Computed Tomography (CT) is a fast, non-invasive diagnostic tool that uses x-rays to take detailed, multi-slice images of the body. A CT scan is commonly used to assess a body part's structure or shape, diagnose disease, trauma, injury or vascular disease and aid surgery, radiotherapy or diagnostic procedures. A CT Coronary Angiogram (Cardiac) is a procedure that uses X-rays and computerised analysis to produce cross-sectional and three-dimensional images of the blood flow in coronary artery. The Cross Radiology possesses one of the latest, most highly-efficient and ultra low radiation dose CT scanners on the market- the Toshiba Prime 160. This scanner leverages on Toshiba's recent innovations to deliver a wide bore gantry, better patient comfort through faster acquisition times and superior image quality.

Preparation/What to Bring

An appointment is necessary for a CT Cardiac as there is preparation involved and you may be required to attend for over an hour. Bring with you your doctor's request form, your Medicare and/or pension health care card, along with any previous studies.

During the appointment process, you may be asked to attend our practice a day or two before your allocated time for a pre-assessment. This is to assess your blood pressure and heart rate.

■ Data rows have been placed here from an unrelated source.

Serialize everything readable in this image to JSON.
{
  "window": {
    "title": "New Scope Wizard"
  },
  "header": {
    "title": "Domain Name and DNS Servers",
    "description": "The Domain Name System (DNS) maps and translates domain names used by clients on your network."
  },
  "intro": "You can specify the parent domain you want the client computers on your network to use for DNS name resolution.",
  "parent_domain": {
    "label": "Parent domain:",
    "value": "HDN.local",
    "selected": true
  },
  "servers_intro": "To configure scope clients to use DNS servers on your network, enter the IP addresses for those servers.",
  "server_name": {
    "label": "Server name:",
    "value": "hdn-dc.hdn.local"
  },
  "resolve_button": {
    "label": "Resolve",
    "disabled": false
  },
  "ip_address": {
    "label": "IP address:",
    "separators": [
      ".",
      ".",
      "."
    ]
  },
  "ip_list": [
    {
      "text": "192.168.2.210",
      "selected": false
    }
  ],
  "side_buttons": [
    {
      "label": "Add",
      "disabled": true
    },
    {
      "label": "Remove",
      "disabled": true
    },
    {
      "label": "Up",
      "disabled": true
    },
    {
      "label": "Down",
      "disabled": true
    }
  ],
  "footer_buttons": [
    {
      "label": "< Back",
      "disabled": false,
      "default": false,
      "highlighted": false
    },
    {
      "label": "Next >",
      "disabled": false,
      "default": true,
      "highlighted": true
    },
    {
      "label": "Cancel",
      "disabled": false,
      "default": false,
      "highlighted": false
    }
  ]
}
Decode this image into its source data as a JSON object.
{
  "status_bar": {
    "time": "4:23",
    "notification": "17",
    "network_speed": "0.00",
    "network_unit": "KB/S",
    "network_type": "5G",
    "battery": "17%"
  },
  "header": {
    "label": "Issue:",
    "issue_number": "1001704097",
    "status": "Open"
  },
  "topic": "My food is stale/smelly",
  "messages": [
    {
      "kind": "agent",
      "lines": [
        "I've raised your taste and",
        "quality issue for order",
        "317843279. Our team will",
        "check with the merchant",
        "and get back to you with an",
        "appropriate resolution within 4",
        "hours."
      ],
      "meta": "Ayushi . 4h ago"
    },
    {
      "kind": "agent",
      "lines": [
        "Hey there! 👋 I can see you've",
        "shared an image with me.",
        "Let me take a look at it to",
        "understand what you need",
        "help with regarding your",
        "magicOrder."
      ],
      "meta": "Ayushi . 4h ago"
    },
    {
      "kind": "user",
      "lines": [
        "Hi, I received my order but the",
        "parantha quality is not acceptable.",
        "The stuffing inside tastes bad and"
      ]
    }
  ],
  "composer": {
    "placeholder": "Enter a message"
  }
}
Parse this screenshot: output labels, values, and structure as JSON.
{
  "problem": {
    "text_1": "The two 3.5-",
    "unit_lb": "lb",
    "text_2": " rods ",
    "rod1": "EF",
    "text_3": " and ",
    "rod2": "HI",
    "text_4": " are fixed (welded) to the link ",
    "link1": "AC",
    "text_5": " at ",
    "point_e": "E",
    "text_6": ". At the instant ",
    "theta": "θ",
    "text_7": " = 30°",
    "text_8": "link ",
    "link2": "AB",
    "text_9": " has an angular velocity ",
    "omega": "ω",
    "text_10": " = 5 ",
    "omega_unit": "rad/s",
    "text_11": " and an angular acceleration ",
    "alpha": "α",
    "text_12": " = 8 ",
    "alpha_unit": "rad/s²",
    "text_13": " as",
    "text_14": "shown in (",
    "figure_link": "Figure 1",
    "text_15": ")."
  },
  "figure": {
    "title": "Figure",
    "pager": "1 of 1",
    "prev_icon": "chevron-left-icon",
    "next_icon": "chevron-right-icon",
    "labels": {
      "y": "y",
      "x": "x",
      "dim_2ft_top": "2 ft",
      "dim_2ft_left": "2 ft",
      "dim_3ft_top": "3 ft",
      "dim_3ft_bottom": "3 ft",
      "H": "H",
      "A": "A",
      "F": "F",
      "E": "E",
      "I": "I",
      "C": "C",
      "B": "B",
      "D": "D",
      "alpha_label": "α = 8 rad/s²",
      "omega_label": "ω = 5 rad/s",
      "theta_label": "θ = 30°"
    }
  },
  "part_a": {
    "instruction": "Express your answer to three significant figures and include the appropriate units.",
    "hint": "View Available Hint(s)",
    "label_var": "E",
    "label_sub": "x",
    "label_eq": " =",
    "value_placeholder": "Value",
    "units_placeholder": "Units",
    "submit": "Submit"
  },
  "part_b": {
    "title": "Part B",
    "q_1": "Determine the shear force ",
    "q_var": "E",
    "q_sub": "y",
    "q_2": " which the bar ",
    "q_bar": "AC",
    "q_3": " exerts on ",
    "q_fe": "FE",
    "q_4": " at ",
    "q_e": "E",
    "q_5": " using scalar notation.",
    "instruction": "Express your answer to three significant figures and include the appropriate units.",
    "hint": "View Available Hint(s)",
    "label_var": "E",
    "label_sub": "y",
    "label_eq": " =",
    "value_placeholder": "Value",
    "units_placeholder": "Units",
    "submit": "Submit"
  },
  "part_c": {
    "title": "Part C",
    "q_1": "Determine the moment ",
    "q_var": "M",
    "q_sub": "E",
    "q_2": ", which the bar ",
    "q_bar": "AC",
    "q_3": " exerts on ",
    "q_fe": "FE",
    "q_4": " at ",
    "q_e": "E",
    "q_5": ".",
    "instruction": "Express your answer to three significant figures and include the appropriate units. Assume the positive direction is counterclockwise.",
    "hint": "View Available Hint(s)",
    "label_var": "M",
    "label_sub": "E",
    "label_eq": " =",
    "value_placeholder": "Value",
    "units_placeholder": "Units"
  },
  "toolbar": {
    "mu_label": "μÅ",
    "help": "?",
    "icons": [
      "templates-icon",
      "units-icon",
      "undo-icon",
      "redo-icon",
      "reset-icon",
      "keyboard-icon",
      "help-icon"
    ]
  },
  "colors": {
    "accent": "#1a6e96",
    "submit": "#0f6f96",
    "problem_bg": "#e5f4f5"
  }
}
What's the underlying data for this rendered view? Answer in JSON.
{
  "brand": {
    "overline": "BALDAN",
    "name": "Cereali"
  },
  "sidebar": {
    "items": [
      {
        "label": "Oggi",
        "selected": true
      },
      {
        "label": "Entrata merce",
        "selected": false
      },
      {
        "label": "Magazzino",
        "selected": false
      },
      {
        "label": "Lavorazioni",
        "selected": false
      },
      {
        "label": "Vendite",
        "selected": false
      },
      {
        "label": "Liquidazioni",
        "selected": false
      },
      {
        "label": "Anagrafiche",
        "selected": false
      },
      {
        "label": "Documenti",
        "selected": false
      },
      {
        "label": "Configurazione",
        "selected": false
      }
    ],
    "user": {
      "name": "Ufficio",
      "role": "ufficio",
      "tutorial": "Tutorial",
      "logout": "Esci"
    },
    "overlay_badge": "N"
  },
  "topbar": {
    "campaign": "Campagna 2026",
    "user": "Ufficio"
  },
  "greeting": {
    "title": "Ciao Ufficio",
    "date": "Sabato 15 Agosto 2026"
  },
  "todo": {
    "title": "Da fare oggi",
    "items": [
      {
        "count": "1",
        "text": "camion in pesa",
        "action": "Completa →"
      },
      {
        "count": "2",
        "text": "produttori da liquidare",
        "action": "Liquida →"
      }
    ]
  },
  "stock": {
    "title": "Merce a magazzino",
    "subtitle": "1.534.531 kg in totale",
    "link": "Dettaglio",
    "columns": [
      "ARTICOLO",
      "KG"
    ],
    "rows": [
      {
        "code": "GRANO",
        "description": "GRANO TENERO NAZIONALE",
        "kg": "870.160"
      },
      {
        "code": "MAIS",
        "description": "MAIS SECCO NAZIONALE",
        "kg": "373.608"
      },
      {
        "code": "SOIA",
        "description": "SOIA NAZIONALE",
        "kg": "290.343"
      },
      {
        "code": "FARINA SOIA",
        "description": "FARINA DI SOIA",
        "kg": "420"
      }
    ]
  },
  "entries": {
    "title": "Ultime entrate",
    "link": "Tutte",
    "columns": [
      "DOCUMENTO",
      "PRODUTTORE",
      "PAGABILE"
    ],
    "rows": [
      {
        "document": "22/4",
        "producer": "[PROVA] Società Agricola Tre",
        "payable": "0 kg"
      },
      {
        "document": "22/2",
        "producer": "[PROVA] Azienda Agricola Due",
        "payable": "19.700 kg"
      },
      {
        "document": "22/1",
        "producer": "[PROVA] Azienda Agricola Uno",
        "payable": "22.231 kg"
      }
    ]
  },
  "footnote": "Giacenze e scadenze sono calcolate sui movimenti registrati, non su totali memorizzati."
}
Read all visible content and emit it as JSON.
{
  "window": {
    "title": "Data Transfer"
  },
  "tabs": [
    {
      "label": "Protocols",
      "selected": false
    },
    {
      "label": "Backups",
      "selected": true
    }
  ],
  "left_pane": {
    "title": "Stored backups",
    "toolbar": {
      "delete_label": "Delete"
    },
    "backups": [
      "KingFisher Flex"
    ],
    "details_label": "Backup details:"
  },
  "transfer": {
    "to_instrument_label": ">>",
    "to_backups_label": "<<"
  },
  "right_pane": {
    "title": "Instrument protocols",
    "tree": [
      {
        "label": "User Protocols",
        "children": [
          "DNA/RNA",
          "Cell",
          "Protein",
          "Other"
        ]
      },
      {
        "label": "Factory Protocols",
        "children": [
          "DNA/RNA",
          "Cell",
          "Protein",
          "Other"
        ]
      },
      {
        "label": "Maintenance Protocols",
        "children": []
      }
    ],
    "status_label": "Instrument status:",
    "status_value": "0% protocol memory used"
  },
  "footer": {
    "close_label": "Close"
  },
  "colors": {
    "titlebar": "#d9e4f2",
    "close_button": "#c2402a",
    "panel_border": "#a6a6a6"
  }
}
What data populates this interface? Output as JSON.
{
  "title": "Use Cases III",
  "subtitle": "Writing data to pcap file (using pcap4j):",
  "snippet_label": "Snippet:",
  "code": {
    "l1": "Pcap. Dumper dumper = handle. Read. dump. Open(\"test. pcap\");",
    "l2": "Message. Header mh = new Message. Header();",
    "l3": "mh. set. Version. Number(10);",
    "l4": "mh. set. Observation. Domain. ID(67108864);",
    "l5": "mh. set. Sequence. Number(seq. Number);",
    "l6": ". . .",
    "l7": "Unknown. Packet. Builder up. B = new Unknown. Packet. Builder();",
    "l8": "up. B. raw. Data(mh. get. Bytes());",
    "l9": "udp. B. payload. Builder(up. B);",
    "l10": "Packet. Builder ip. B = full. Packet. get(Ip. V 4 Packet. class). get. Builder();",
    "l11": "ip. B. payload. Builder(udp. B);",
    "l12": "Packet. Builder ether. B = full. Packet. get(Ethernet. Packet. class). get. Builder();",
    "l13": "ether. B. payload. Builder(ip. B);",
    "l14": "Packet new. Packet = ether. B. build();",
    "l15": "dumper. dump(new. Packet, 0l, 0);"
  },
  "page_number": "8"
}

IV Contrast will be administered during the study. For detailed information on IV contrast, please click here.

During the Examination

Before the procedure, you will be given an information sheet along with a consent form. You will be asked to fill in a questionnaire highlighting your medical history and to give an informed written consent. It is important to tell us if you are pregnant, diabetic, allergic to contrast, suffer from kidney disease, asthmatic or taking any medication. Before the procedure begins, you will be given a medication called a beta-blocker to slow your heart rate (this may be given to you during the pre-assessment to take at home prior to arrival). This is necessary because the CT angiography examination is timed to your heart rhythm, and lowering your heart rate will improve the CT images. You will be asked to change into a disposable gown and will then be positioned for the scanning process on the CT table on your back. The radiographer will attach ECG leads to your chest to monitor your heart rate. A small cannula will be inserted into your arm for the contrast. When the contrast is being administered, you may feel a warm flush throughout your body, along with a metallic taste in your mouth. This will pass quickly. It is important you do not move while the images are being acquired. The CT table you are on will move in and out of the scanner.

The scanning process should take between 10-20 minutes, however you may be attending the practice for over an hour depending on your heart rate.

After the Examination

There are no special instructions after a general CT scan. You may continue your regular activities as normal.

After your examination, the most pertinent images from your study will be printed. Along with these images, a written report will be produced by the Radiologist. These results are generally delivered to your referring doctor via our courier, fax and/or email. It is important you return to your doctor to discuss the findings. The Cross Radiology stores electronic copies of all examinations in a secure database, and can be accessed at any time for future studies.